The journal “promotes intellectual exploration of the relationship between economics and morality from both social science and theological perspectives. It seeks to bring together theologians, philosophers, economists, and other scholars for dialogue concerning the morality of the marketplace.”

We’ll be launching a small advertising campaign to highlight this achievement. If you are a student or a faculty member at an institution of higher learning, please take the time to recommend that your library subscribe to our journal. If you are in interested layperson or independent scholar, please consider subscribing yourself.

This issue of the Journal of Markets & Morality features a scholia translation of Cardinal Cajetan’s (1469-1534) influential treatise On Exchanging Money (1499). Cajetan is the author of the officially approved commentaries on the Summa of Thomas Aquinas, which are easily available in the magnificent Leonine edition of this magnum opus. He is even more famous as the papal legate whom Leo X (1513-1521) dispatched to Germany in a futile effort to bring Martin Luther back into the Roman fold. Economic historians have pointed out that Cajetan’s treatise holds a decisive place in the history of economics because it set forth the fullest and most unqualified defense of the foreign exchange market at its date of publication.

We are also pleased to publish Raymond de Roover’s essay, “Cardinal Cajetan on ‘Cambium’ or Exchange Dealings,” both as an introduction to the Cajetan scholia as well as “a testament to †Raymond de Roover’s original and enduring contribution to the field of economic historiography.” Likewise, this issue’s editorial by Stephen J. Grabill surveys “Raymond de Roover’s Enduring Contribution to Economic History.”

The editorial and article abstracts are freely available to nonsubscribers (you can sign up for a subscription here, including the very affordable electronic-only access option).

Other articles included in this issue:

  • “The Price of Freedom: Consumerism and Liberty in Secular Research and Catholic Teaching,” by Andrew V. Abela

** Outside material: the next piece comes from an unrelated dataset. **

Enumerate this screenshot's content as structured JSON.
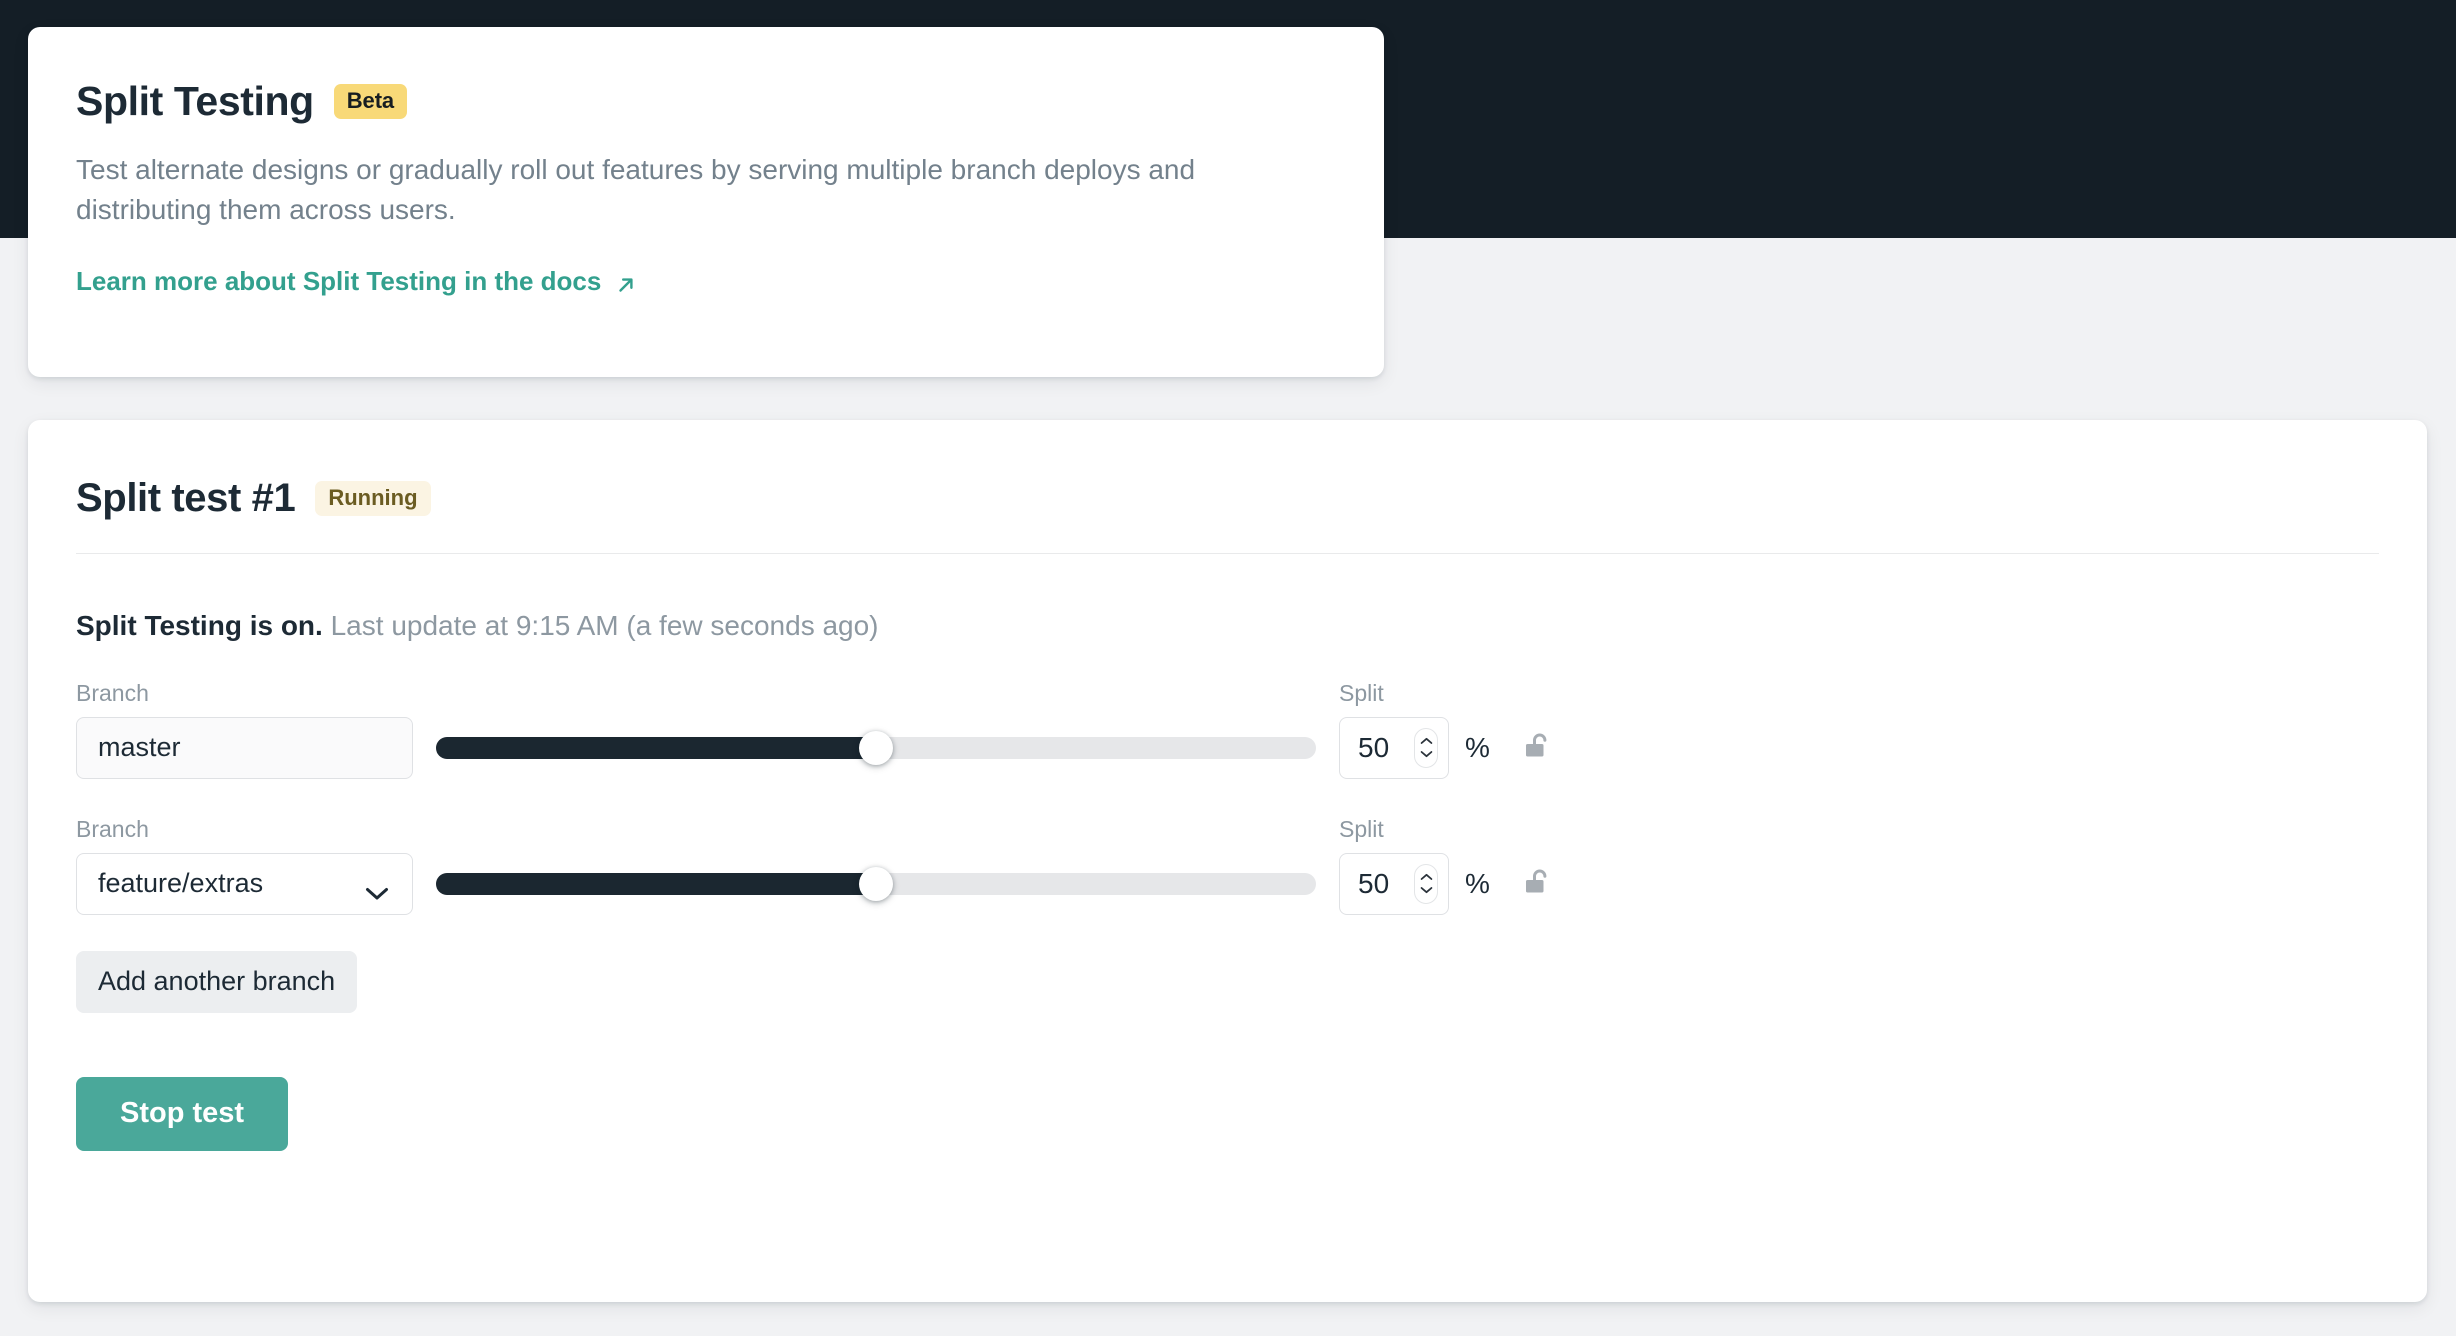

  • “Ideas, Associations, and the Making of Good Cities,” by Robert Driscoll
  • “The Claim for Secularization as a Contemporary Utopia,” by Jan Klos
  • “The Fiscal and Tributary Philosophy of Antonio Rosmini,” by Carlos Hoevel
  • “A ‘Marketless World’? An Examination of Wealth and Exchange in the Gospels and First-Century Palestine,” by Edd S. Noell
  • “Intersubjectivity, Subjectivism, Social Sciences, and the Austrian School of Economics,” by Gabriel J. Zanotti
  • “Can Social Justice Be Achieved?” by José Manuel Moreira & Arnaud Pellissier Tanon

Also included is our usual outstanding fare of book reviews, courtesy the editorial oversight of Kevin Schmiesing.